Putting a loan under “stress”, is to change some of the variables of the loan or the financials of the company and see how those changes will impact the performance of the credit.  These items should be done at the initial loan underwriting, at some term loan reviews and also during exam or audit time.

For individual loans, one of the most common ways to stress the credit is to imply a higher interest rate on the loan and measure how the loan will perform.  Will the company be able to make debt service?  How much free cash is left over?  Clearly, this stress is not applicable for a fixed rate loan.  The lender may not have the same need to stress the rate on a loan that has a locked rate for a reasonably long period of time, as compared to a variable rate loan.. 

Common interest rate stressors would be to increase the by 100 or 200 basis points.  Some large institutional lenders will impose an artificial interest rate upon all their loans to see how they act.  Recently, this rate was between 6-6.5% for most commercial real estate loans in the capital markets. That is, all loans would have a rate of 6.5% imposed on them to measure their debt coverage.  If the credit would  pass the minimum threshold for DSCR, the credit was acceptable. 

Another way to look at as individual credit is to check changes in the LTV with changes in the cap rate.  An increase in the cap rate will result in a decrease in the value and a subsequent increase in the LTV.  Increasing a cap rate to a more normal market rate could show a possible loss and the extent of the loss if the loan were to go bad. 

A third way to sass a loan is to reduce top line revenues that will result in a decrease of net operating income and subsequent impairment of the firm's ability to make its obligations   Some options here would be to use an average of a growing firm’s NOI over several years or take the worst year's performance of the several years that are reviewed.  In some cases, a percentage drop in the NOI will be used.  If the firm is able to produce an adequate DSCR, the loan is deemed to be good. 

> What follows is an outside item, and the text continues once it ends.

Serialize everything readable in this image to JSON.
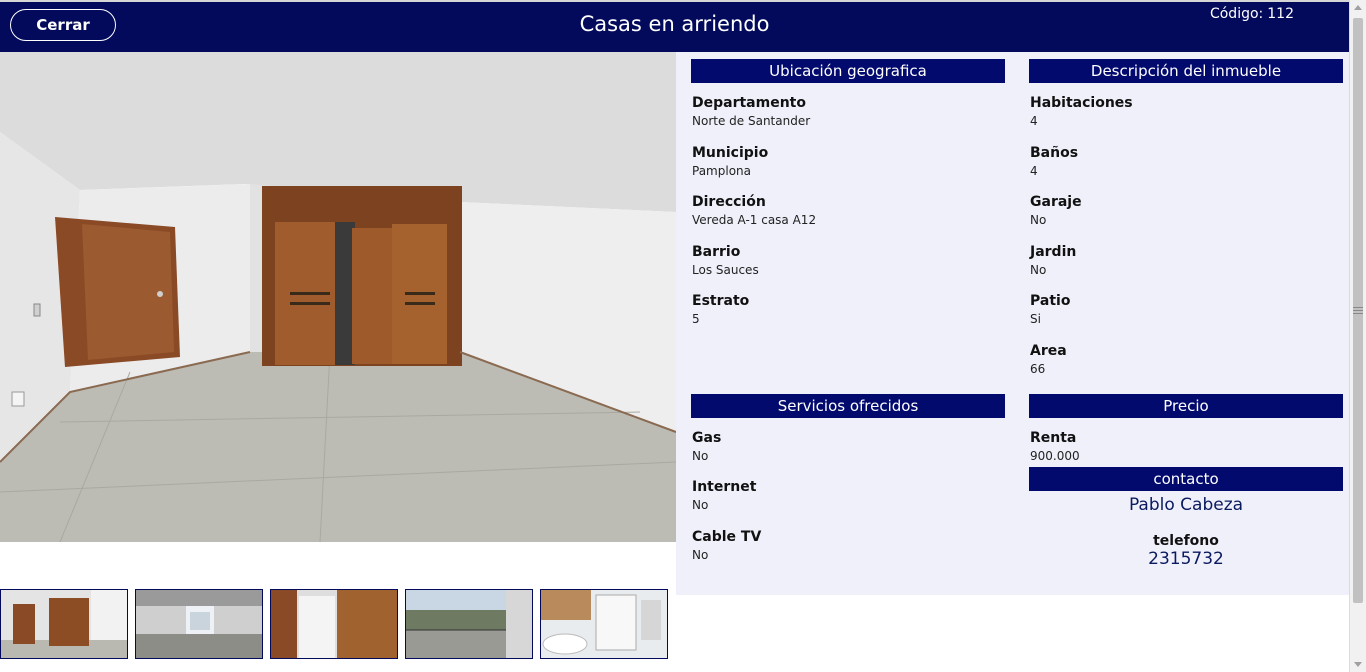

This option is tricky.  Just an across the board reduction of a certain percentage of gross income will not necessarily equate into the same drop in the bottom line money available for debt service, owner’s profit and capital improvements.  The same percentage reduction in the top and bottom line assumes that all expenses for the firm are variable, when actually only some of the operating expenses will be variable, some a fixed and some are a mixture. 

Another factor in stressing a loan is to look at the balance sheet of the firm and the guarantors.  We recently looked at a loan that would be considered marginal if the rate or the revenue were stressed.  Yet the company and the owner had a year’s worth of payments in cash.  This cash helps mitigate any surprises in the cash stream. 

Some creditors will do a “breakeven-analysis”.  This measures how far the cash flow available for debt service can fall or how high rates can rise until a DSCR of 1:1 is reached.  The larger the gap between the actual performance and breakeven limit, the safer the credit.

It is valuable to stress the loans during underwriting.  It also may be valuable to stress test loans at term loan review time.  I would suggest utilizing a possible combination of the methods listed above and use it thoughtfully.  Follow sound logic behind the stress testing and you will not only be able to please the auditor, you will also be managing the credit better.